*** Begin section ***
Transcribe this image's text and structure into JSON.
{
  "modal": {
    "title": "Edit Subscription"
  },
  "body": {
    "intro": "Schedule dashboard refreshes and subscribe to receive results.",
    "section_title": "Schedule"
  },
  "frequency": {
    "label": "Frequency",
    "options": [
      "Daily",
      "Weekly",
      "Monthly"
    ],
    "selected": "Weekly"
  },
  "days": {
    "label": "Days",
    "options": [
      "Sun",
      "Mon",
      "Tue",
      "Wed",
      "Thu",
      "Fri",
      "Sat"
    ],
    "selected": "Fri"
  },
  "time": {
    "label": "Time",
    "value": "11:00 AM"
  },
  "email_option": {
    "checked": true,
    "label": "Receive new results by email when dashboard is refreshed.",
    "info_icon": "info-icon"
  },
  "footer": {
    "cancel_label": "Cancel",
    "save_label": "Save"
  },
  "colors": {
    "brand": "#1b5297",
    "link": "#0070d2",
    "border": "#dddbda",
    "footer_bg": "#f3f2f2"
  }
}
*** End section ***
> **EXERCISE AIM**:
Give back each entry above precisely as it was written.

> **RESPONSE**:
Transcribe this image's text and structure into JSON.
{
  "modal": {
    "title": "Edit Subscription"
  },
  "body": {
    "intro": "Schedule dashboard refreshes and subscribe to receive results.",
    "section_title": "Schedule"
  },
  "frequency": {
    "label": "Frequency",
    "options": [
      "Daily",
      "Weekly",
      "Monthly"
    ],
    "selected": "Weekly"
  },
  "days": {
    "label": "Days",
    "options": [
      "Sun",
      "Mon",
      "Tue",
      "Wed",
      "Thu",
      "Fri",
      "Sat"
    ],
    "selected": "Fri"
  },
  "time": {
    "label": "Time",
    "value": "11:00 AM"
  },
  "email_option": {
    "checked": true,
    "label": "Receive new results by email when dashboard is refreshed.",
    "info_icon": "info-icon"
  },
  "footer": {
    "cancel_label": "Cancel",
    "save_label": "Save"
  },
  "colors": {
    "brand": "#1b5297",
    "link": "#0070d2",
    "border": "#dddbda",
    "footer_bg": "#f3f2f2"
  }
}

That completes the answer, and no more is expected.